Seems students are being tested every time they take a seat in the classroom – annual Academic Performance tests, federal “yearly progress” tests, “Smarter Balanced” tests, SAT, ACT and advanced placement exams.
Those don’t count the constant assessing teachers do to make certain their students are keeping up. After grading all these tests, teachers are required to pass the students to the next grade. Or not.
Why is it that teachers are expected to make such judgments in nine months, but some education reformers feel administrators need 27 months to make similar decisions about teachers?
Touted as a way to give poor performing teachers more time to improve, Assembly Bill 1220 will extend the probationary period for all teachers from two school years to three. It has passed the Assembly (60-5) and goes before the Senate today.
While we don’t doubt the sincerity of many who favor it, we think there’s a very different agenda tucked into this bill. AB1220 will delay granting the so-called tenure that some believe protects bad teachers. But there’s a subtext. A teacher who can be dismissed for almost any reason is a nervous teacher, and less likely to take part in union activities.
Rules to become “permanent” (not tenured) were created to protect teachers from administrators who could fire them for their fashion sense, for asking for a raise or because the superintendent’s nephew wanted the job.
Having “tenure” doesn’t mean bad teachers can’t be fired. Any teacher can be fired for poor performance, dishonesty, drug abuse or even being a communist. All “tenure” provides is the right to know why and to contest it.
“This is another example of trying to scapegoat teachers,” said Assemblyman Adam Gray, one of the five who voted against AB1220. He’s right.
To get a teaching credential requires four-and-a-half years of college then “student teaching” under the supervision of a “master” teacher for another half year. Once they’re on their own in the classroom it gets tougher. Good school administrators put them under even more intense scrutiny with regular classroom visits; they’re required to submit lesson plans, attend grade-level staff meetings and, of course, participate in parent-teacher conferences.
The scrutiny doesn’t end after “permanent” status is achieved, but observations are less frequent.
All this scrutiny isn’t meant to make teachers nervous, but to make certain they’re doing their jobs and doing them well. Seeing a failing teacher, a good administrator will take immediate steps to help them.

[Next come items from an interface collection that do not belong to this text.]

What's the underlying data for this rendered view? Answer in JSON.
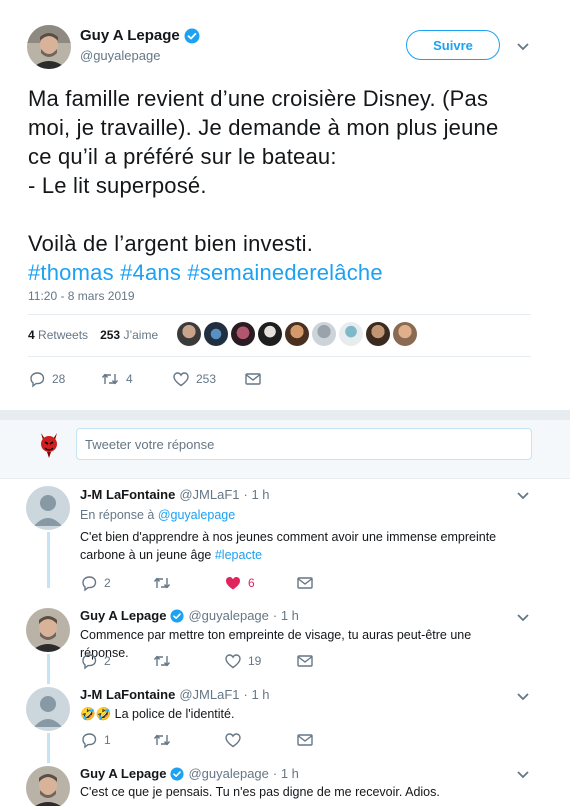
{
  "tweet": {
    "author_name": "Guy A Lepage",
    "author_handle": "@guyalepage",
    "follow_label": "Suivre",
    "text": "Ma famille revient d’une croisière Disney. (Pas moi, je travaille). Je demande à mon plus jeune ce qu’il a préféré sur le bateau:\n- Le lit superposé.\n\nVoilà de l’argent bien investi.",
    "hashtags": "#thomas #4ans #semainederelâche",
    "timestamp": "11:20 - 8 mars 2019",
    "retweets_count": "4",
    "retweets_label": "Retweets",
    "likes_count": "253",
    "likes_label": "J’aime",
    "actions": {
      "replies": "28",
      "retweets": "4",
      "likes": "253"
    }
  },
  "reply_box": {
    "placeholder": "Tweeter votre réponse"
  },
  "replies": [
    {
      "name": "J-M LaFontaine",
      "handle": "@JMLaF1",
      "time": "· 1 h",
      "context_prefix": "En réponse à",
      "context_handle": "@guyalepage",
      "text": "C'et bien d'apprendre à nos jeunes comment avoir une immense empreinte carbone à un jeune âge",
      "hashtag": "#lepacte",
      "replies": "2",
      "retweets": "",
      "likes": "6"
    },
    {
      "name": "Guy A Lepage",
      "handle": "@guyalepage",
      "time": "· 1 h",
      "text": "Commence par mettre ton empreinte de visage, tu auras peut-être une réponse.",
      "replies": "2",
      "retweets": "",
      "likes": "19"
    },
    {
      "name": "J-M LaFontaine",
      "handle": "@JMLaF1",
      "time": "· 1 h",
      "emoji": "🤣🤣",
      "text": "La police de l'identité.",
      "replies": "1",
      "retweets": "",
      "likes": ""
    },
    {
      "name": "Guy A Lepage",
      "handle": "@guyalepage",
      "time": "· 1 h",
      "text": "C'est ce que je pensais. Tu n'es pas digne de me recevoir. Adios."
    }
  ],
  "colors": {
    "accent": "#1da1f2",
    "like": "#e0245e",
    "muted": "#657786",
    "border": "#e6ecf0"
  }
}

In private industry, good managers know soon enough when employees aren’t producing. Most try to bring an employee’s poor performance up to standards. But if they can’t, the employee is gone in six months – not 36. That’s why voters rejected Proposition 74, which would have extended teacher probation to 60 months, in 2005.
The Assembly’s analysis pointed out that enrollment in teacher credentialing programs has dropped 70 percent since 2006. Telling prospective teachers they won’t be secure in their job for three years isn’t enticing.
Bad teachers should not be teaching. But bad administrators – unwilling to adequately monitor teachers and demand improvement – shouldn’t be in charge. A good assistant principal will know all she or he needs to know about a teacher in 18 months. A bad principal won’t know any more in 27 months than he or she did in 18.
Gray calls AB1220 a “disconnect” with the real problems in public education. If you’re worried about performance, suggests Gray, pay teachers better. And don’t tell them it will take three years to get real job security.